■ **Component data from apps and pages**

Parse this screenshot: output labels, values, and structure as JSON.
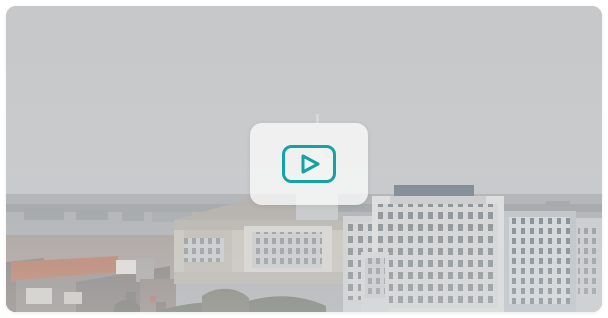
{
  "video": {
    "thumbnail_subject": "city-skyline-icon",
    "play_button_icon": "play-icon",
    "accent_color": "#14a3a3"
  }
}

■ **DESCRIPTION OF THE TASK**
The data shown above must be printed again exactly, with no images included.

■ **ANSWER BOX**
Parse this screenshot: output labels, values, and structure as JSON.
{
  "video": {
    "thumbnail_subject": "city-skyline-icon",
    "play_button_icon": "play-icon",
    "accent_color": "#14a3a3"
  }
}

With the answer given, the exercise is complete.